Retype all of the data exactly as given.
START RAW DATA
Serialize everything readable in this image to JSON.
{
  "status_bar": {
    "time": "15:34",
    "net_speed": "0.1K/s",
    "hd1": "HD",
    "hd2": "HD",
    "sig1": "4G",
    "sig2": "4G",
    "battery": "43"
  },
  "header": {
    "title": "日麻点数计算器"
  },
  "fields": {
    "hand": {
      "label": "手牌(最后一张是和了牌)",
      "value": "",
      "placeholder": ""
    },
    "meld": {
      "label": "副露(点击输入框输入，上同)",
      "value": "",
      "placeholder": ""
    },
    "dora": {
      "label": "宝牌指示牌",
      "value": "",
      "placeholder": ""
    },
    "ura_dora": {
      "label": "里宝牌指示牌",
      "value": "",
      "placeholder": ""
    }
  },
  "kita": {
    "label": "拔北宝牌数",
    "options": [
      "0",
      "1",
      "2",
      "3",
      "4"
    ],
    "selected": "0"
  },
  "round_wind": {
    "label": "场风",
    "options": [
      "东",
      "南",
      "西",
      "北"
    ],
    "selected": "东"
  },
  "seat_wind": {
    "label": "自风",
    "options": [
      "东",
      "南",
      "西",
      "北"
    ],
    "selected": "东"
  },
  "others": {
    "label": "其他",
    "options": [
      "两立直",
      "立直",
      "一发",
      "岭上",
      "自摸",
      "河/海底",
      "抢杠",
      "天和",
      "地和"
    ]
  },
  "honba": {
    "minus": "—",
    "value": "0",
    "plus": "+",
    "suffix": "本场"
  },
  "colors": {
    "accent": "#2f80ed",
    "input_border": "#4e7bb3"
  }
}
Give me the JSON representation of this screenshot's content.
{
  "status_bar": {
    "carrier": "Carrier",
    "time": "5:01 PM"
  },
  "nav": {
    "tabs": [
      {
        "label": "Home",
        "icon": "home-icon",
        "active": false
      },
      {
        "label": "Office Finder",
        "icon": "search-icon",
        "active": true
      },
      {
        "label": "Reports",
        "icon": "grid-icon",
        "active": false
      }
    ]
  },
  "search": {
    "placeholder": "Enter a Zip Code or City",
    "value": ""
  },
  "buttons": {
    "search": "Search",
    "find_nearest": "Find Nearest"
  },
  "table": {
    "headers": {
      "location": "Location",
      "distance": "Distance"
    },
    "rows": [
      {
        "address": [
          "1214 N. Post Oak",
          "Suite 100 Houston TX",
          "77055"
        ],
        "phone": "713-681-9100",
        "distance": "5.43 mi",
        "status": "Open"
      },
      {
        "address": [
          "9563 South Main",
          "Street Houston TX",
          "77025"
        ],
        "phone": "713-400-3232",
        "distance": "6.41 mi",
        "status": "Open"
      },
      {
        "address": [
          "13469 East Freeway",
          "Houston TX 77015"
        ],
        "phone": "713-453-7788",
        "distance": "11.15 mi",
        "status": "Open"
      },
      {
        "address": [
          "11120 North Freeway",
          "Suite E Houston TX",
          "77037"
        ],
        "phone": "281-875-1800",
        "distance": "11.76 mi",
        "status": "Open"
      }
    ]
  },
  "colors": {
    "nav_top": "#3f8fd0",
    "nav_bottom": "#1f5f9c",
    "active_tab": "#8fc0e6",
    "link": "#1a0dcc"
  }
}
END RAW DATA
*SOLUTION*:
Serialize everything readable in this image to JSON.
{
  "status_bar": {
    "time": "15:34",
    "net_speed": "0.1K/s",
    "hd1": "HD",
    "hd2": "HD",
    "sig1": "4G",
    "sig2": "4G",
    "battery": "43"
  },
  "header": {
    "title": "日麻点数计算器"
  },
  "fields": {
    "hand": {
      "label": "手牌(最后一张是和了牌)",
      "value": "",
      "placeholder": ""
    },
    "meld": {
      "label": "副露(点击输入框输入，上同)",
      "value": "",
      "placeholder": ""
    },
    "dora": {
      "label": "宝牌指示牌",
      "value": "",
      "placeholder": ""
    },
    "ura_dora": {
      "label": "里宝牌指示牌",
      "value": "",
      "placeholder": ""
    }
  },
  "kita": {
    "label": "拔北宝牌数",
    "options": [
      "0",
      "1",
      "2",
      "3",
      "4"
    ],
    "selected": "0"
  },
  "round_wind": {
    "label": "场风",
    "options": [
      "东",
      "南",
      "西",
      "北"
    ],
    "selected": "东"
  },
  "seat_wind": {
    "label": "自风",
    "options": [
      "东",
      "南",
      "西",
      "北"
    ],
    "selected": "东"
  },
  "others": {
    "label": "其他",
    "options": [
      "两立直",
      "立直",
      "一发",
      "岭上",
      "自摸",
      "河/海底",
      "抢杠",
      "天和",
      "地和"
    ]
  },
  "honba": {
    "minus": "—",
    "value": "0",
    "plus": "+",
    "suffix": "本场"
  },
  "colors": {
    "accent": "#2f80ed",
    "input_border": "#4e7bb3"
  }
}
Give me the JSON representation of this screenshot's content.
{
  "status_bar": {
    "carrier": "Carrier",
    "time": "5:01 PM"
  },
  "nav": {
    "tabs": [
      {
        "label": "Home",
        "icon": "home-icon",
        "active": false
      },
      {
        "label": "Office Finder",
        "icon": "search-icon",
        "active": true
      },
      {
        "label": "Reports",
        "icon": "grid-icon",
        "active": false
      }
    ]
  },
  "search": {
    "placeholder": "Enter a Zip Code or City",
    "value": ""
  },
  "buttons": {
    "search": "Search",
    "find_nearest": "Find Nearest"
  },
  "table": {
    "headers": {
      "location": "Location",
      "distance": "Distance"
    },
    "rows": [
      {
        "address": [
          "1214 N. Post Oak",
          "Suite 100 Houston TX",
          "77055"
        ],
        "phone": "713-681-9100",
        "distance": "5.43 mi",
        "status": "Open"
      },
      {
        "address": [
          "9563 South Main",
          "Street Houston TX",
          "77025"
        ],
        "phone": "713-400-3232",
        "distance": "6.41 mi",
        "status": "Open"
      },
      {
        "address": [
          "13469 East Freeway",
          "Houston TX 77015"
        ],
        "phone": "713-453-7788",
        "distance": "11.15 mi",
        "status": "Open"
      },
      {
        "address": [
          "11120 North Freeway",
          "Suite E Houston TX",
          "77037"
        ],
        "phone": "281-875-1800",
        "distance": "11.76 mi",
        "status": "Open"
      }
    ]
  },
  "colors": {
    "nav_top": "#3f8fd0",
    "nav_bottom": "#1f5f9c",
    "active_tab": "#8fc0e6",
    "link": "#1a0dcc"
  }
}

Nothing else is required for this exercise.